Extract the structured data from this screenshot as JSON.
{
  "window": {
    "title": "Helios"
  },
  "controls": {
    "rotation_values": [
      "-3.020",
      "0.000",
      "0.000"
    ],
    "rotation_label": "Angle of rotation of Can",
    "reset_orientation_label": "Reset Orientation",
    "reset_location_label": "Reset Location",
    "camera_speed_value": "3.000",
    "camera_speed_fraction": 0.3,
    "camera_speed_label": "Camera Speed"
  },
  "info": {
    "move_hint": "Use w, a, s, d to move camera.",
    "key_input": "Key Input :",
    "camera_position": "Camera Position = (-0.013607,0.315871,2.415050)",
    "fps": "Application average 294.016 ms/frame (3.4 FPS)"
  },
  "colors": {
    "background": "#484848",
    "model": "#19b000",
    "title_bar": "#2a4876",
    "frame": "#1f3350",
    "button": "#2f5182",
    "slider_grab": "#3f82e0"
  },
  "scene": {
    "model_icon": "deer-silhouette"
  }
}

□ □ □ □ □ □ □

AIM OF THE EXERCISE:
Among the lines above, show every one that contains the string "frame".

TASK OUTPUT:
    "fps": "Application average 294.016 ms/frame (3.4 FPS)"
    "frame": "#1f3350",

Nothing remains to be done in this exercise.